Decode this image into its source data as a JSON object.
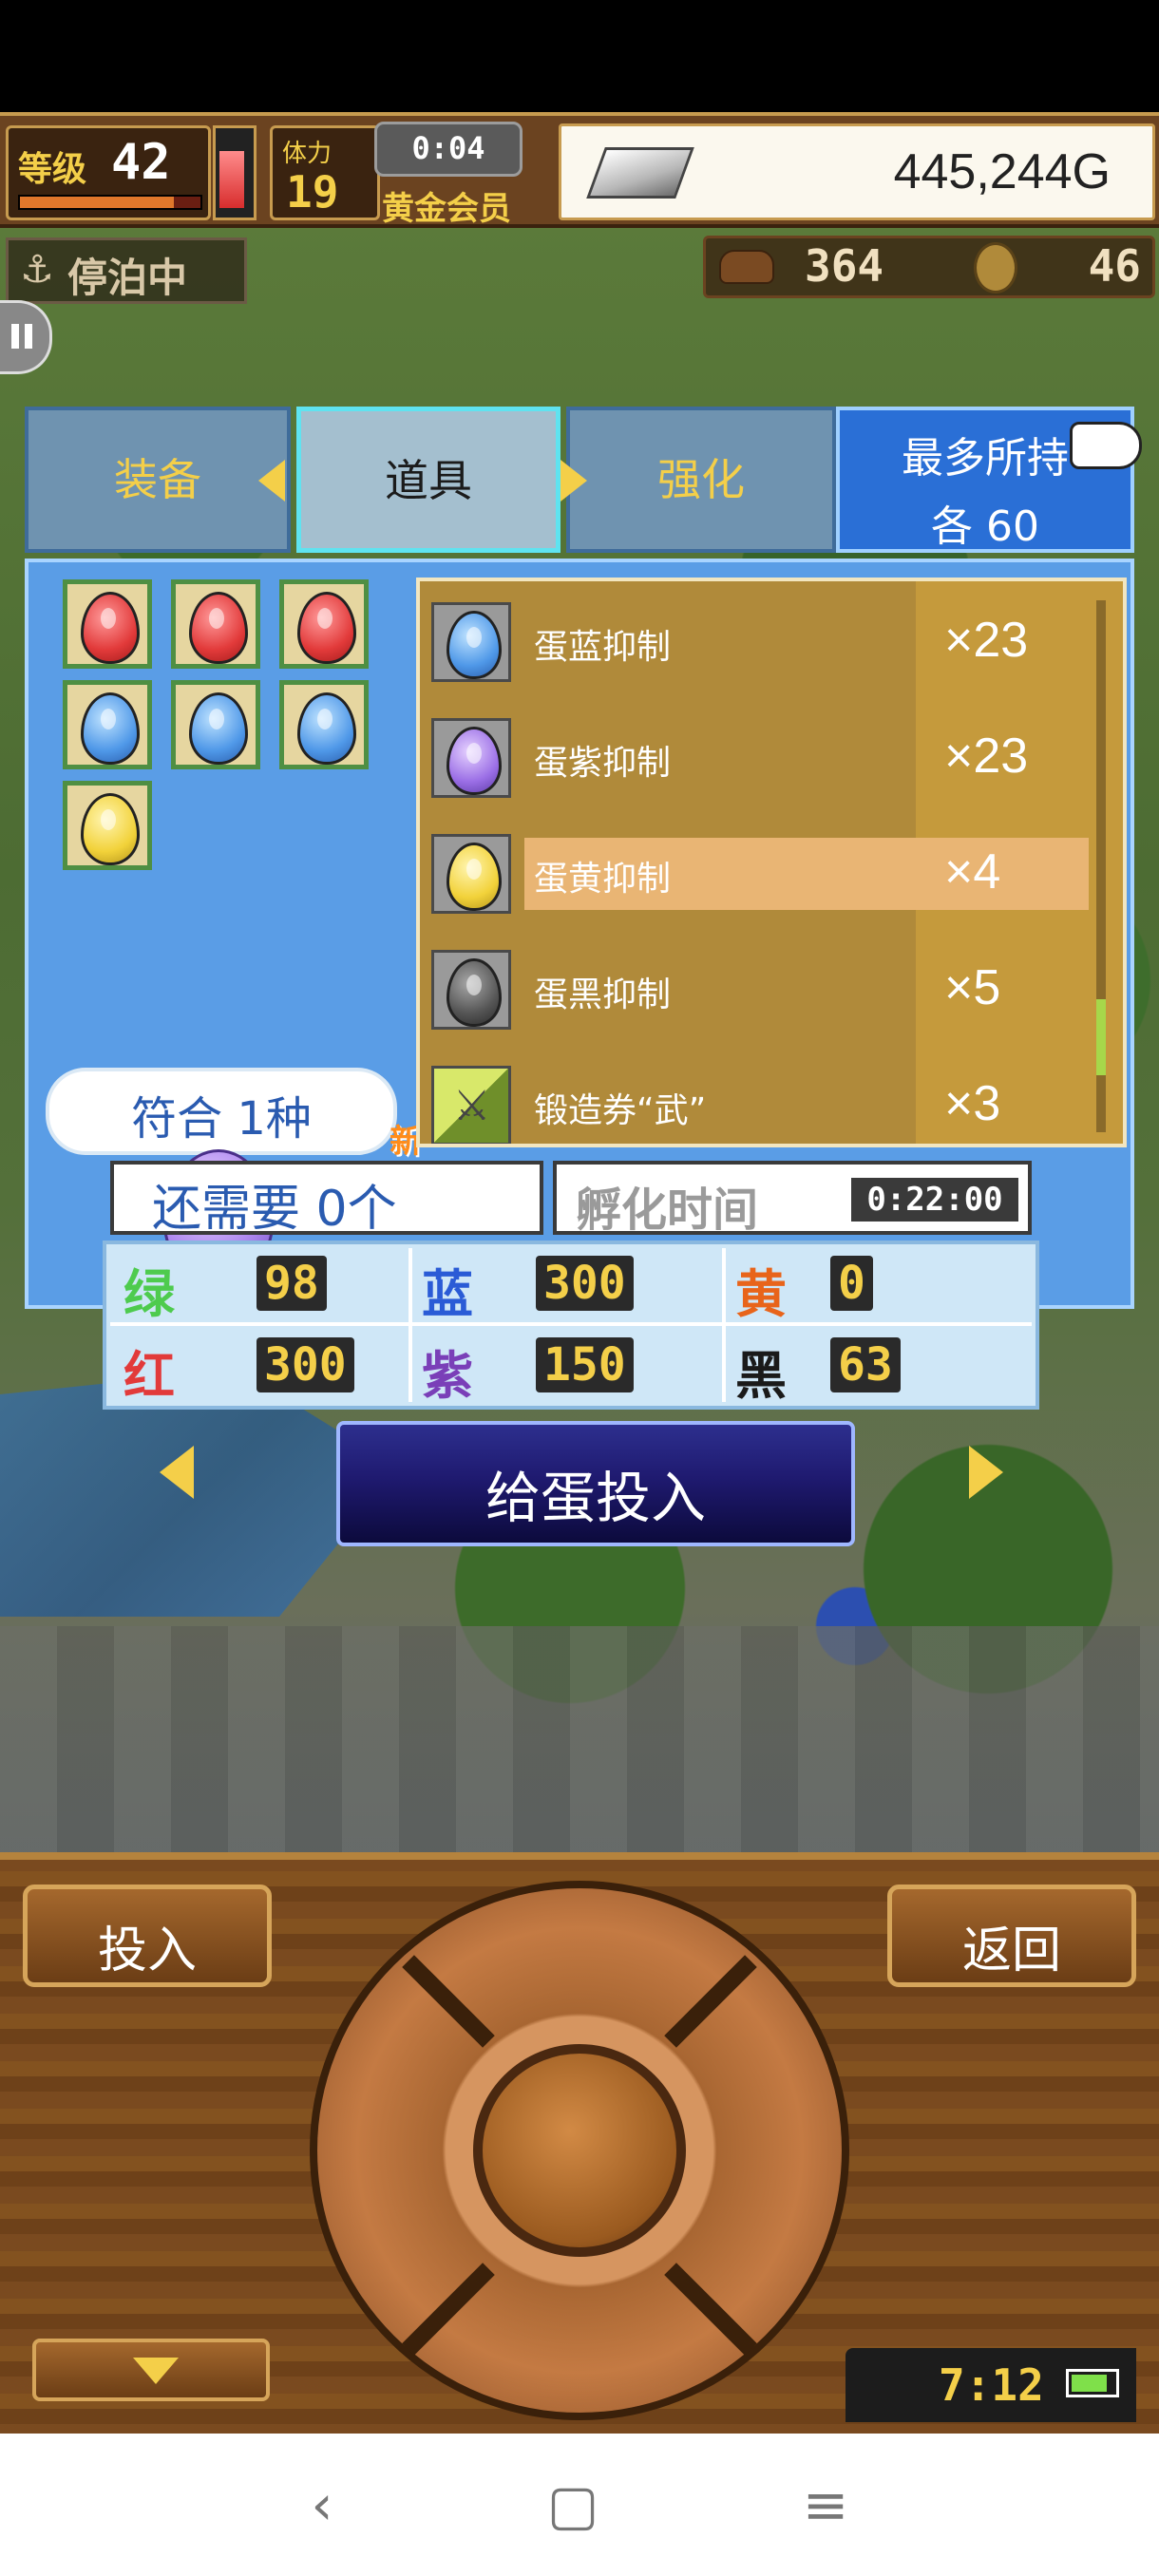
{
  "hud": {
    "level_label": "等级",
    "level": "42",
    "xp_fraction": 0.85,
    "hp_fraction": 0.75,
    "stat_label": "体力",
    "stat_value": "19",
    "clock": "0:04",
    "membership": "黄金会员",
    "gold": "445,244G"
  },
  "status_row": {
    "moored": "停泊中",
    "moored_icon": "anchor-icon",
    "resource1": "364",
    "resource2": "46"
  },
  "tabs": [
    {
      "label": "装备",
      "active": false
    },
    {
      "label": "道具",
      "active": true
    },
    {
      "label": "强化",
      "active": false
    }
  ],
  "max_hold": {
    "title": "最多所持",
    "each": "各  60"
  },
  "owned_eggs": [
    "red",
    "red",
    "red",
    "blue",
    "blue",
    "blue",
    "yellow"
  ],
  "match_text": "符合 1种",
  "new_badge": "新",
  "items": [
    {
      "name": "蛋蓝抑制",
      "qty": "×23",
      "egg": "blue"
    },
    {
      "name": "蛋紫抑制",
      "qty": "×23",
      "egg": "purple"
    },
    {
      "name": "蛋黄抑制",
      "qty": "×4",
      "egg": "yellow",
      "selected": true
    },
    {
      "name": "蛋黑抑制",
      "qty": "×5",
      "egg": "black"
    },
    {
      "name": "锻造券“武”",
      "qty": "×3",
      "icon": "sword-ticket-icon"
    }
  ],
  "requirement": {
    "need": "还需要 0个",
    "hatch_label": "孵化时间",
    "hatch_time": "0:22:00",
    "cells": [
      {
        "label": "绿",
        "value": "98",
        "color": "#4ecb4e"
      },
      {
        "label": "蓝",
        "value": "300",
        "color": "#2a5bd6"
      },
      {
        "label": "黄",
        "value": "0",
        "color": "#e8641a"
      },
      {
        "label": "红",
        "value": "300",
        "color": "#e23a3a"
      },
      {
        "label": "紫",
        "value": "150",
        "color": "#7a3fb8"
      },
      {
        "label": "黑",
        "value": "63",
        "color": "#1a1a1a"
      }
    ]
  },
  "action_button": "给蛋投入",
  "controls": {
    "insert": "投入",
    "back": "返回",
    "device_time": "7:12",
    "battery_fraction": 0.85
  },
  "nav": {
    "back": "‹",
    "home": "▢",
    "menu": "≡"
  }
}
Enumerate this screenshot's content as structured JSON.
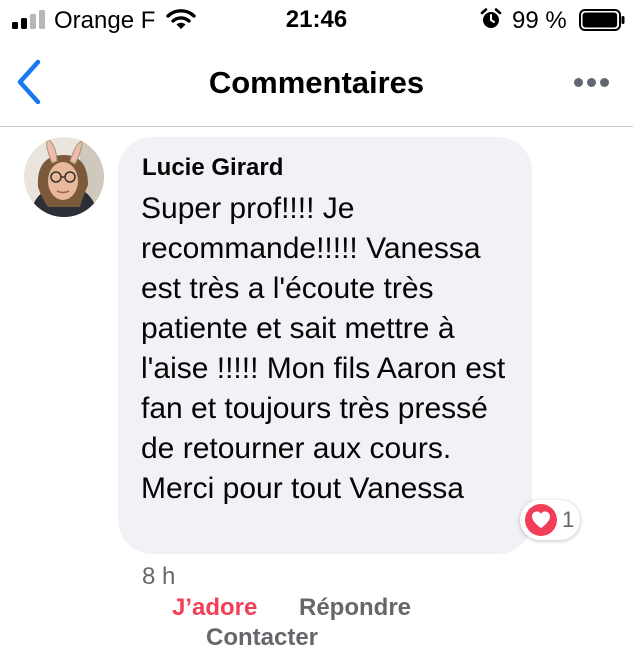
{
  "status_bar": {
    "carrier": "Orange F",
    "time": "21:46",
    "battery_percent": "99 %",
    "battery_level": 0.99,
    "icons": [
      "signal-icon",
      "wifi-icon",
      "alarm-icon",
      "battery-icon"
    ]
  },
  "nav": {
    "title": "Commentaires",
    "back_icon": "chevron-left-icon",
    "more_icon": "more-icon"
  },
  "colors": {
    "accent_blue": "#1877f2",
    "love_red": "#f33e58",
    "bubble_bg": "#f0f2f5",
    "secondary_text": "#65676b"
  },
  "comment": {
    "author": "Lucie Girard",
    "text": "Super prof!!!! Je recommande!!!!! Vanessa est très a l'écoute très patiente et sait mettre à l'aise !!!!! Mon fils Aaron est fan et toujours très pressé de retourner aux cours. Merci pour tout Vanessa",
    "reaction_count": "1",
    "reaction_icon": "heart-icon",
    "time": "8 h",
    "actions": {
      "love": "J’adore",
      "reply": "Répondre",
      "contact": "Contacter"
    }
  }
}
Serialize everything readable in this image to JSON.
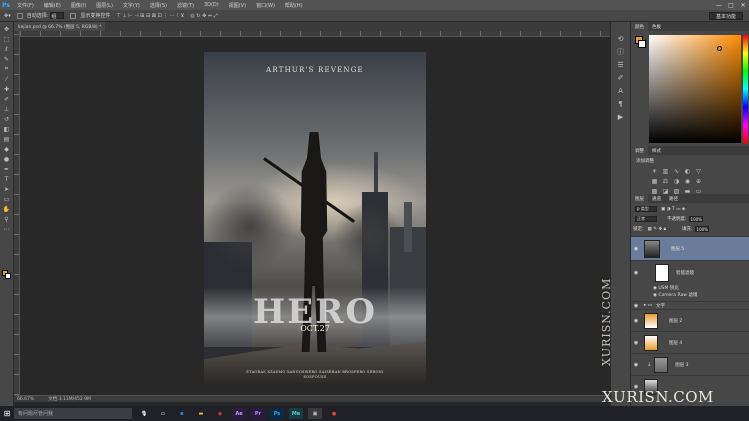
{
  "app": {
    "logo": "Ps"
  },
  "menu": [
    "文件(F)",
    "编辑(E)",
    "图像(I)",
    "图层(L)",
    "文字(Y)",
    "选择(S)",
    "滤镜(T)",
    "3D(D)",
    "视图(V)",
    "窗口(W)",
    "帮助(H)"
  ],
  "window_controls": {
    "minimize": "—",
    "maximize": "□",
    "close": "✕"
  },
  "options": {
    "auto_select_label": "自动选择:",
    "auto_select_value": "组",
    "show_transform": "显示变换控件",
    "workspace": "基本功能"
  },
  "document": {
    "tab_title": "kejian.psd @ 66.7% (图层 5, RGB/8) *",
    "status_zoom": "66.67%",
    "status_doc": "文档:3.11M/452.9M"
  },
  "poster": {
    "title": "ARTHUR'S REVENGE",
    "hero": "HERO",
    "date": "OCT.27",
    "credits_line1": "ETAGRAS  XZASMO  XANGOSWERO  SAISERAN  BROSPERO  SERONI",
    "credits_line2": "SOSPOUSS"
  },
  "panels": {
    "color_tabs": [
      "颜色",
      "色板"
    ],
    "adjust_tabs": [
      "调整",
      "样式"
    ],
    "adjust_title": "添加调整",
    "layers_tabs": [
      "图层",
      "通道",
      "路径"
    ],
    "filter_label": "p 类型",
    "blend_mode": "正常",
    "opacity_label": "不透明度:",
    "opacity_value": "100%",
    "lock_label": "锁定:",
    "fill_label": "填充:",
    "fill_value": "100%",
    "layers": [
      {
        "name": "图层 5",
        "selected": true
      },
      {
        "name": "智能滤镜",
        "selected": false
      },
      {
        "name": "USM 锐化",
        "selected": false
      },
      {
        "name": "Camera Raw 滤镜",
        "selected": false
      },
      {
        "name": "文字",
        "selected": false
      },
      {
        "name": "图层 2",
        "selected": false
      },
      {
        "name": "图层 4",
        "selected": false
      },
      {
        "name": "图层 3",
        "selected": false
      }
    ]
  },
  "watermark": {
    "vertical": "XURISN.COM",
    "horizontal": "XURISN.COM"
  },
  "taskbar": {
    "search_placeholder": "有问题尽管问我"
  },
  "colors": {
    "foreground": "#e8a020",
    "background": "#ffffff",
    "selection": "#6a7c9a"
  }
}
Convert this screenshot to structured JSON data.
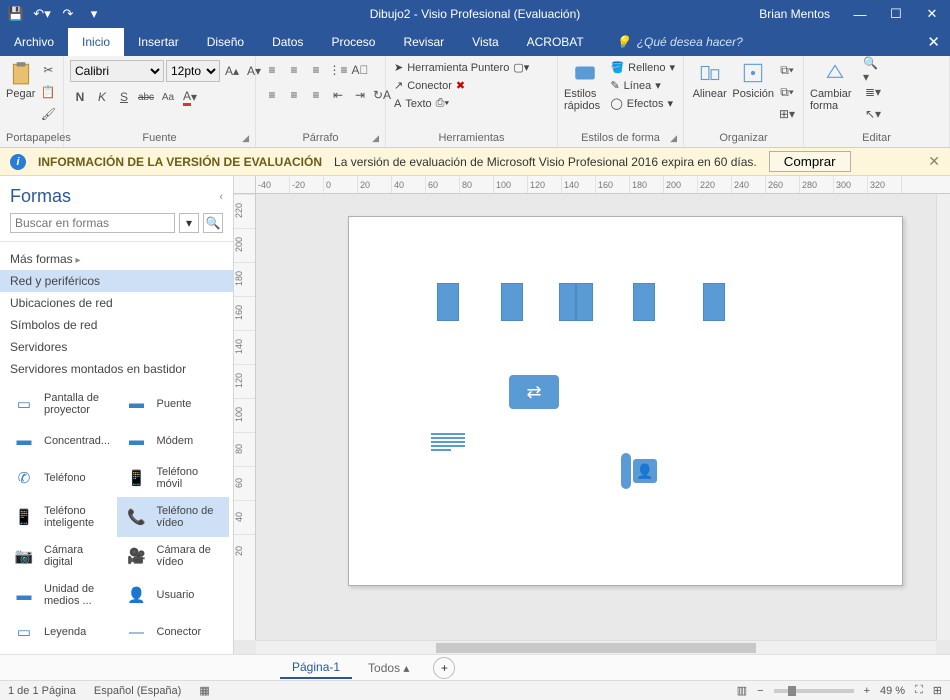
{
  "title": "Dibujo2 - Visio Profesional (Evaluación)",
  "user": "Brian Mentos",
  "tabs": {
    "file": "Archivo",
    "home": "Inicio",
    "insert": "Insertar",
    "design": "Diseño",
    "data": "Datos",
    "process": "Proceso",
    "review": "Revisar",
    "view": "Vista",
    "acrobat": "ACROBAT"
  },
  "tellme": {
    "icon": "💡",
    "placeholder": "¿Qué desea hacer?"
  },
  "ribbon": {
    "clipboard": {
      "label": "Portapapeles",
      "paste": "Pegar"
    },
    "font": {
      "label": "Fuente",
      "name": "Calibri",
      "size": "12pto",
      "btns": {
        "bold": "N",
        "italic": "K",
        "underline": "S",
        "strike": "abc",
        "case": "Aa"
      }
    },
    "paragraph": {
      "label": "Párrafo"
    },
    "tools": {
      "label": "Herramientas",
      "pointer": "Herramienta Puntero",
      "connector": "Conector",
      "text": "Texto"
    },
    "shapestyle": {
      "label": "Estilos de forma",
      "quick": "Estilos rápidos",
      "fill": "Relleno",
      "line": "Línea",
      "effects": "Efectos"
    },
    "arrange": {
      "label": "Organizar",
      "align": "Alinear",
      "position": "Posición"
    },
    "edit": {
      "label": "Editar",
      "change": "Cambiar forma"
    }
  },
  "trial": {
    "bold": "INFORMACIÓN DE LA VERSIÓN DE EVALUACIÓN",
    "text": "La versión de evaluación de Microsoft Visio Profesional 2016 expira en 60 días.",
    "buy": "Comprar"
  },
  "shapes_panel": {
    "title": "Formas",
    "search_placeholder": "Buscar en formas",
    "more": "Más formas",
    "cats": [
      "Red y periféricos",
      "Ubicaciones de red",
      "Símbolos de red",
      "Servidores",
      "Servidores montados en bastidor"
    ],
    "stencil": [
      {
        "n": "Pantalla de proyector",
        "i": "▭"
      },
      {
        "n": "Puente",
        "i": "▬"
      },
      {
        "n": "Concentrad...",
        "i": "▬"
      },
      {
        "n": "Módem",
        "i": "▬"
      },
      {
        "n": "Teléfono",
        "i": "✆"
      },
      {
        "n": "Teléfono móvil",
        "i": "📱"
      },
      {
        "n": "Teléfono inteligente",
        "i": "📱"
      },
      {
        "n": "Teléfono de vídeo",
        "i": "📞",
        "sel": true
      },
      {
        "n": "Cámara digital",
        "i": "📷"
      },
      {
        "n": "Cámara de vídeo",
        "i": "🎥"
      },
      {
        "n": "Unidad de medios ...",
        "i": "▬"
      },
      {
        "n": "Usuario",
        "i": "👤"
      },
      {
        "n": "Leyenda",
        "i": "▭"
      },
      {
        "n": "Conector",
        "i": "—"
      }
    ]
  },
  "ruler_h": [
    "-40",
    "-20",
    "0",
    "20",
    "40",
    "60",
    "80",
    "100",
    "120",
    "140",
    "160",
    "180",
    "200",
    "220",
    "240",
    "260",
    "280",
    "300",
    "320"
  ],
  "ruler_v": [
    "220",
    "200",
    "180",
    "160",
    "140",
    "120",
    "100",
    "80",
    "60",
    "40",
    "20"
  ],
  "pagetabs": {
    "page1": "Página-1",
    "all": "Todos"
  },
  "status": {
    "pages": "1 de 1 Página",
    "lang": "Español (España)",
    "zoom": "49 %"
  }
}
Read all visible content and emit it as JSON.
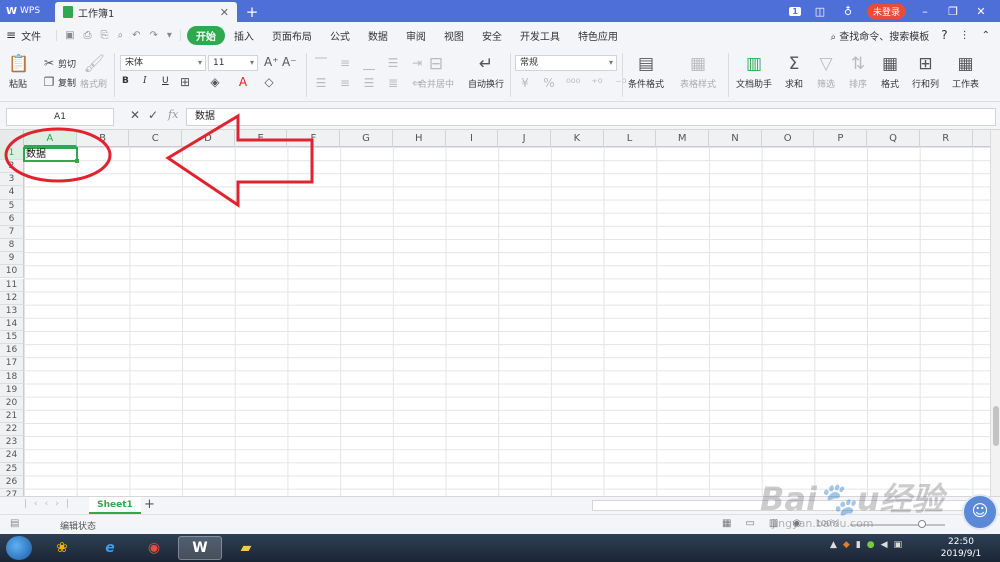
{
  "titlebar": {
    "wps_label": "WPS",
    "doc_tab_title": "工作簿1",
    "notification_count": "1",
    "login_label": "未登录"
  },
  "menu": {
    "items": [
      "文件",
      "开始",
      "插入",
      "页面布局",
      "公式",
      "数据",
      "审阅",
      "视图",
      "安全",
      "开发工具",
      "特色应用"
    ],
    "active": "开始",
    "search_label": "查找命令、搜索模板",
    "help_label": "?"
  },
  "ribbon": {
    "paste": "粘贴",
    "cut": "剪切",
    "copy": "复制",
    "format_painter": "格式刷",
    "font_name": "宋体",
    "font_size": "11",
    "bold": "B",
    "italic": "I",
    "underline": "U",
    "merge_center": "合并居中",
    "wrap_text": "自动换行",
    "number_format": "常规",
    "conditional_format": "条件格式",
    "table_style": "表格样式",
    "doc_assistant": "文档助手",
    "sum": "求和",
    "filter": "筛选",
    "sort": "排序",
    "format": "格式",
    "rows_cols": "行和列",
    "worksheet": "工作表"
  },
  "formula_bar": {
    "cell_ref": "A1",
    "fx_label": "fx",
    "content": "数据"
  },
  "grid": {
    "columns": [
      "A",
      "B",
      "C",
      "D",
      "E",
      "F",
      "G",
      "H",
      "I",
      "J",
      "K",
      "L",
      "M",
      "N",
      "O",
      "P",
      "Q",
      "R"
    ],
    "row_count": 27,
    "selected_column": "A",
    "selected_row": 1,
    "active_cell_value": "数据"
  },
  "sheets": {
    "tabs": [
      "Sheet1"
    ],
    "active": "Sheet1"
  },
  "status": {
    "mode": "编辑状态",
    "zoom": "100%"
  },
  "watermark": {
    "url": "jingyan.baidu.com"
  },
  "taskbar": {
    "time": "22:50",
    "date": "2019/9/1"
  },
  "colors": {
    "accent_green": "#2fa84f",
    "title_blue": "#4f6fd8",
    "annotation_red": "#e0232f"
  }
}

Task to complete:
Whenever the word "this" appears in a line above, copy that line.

The completed task:
Decode this image into its source data as a JSON object.
Enumerate this screenshot's content as structured JSON.
Serialize everything readable in this image to JSON.
Convert this screenshot to structured JSON data.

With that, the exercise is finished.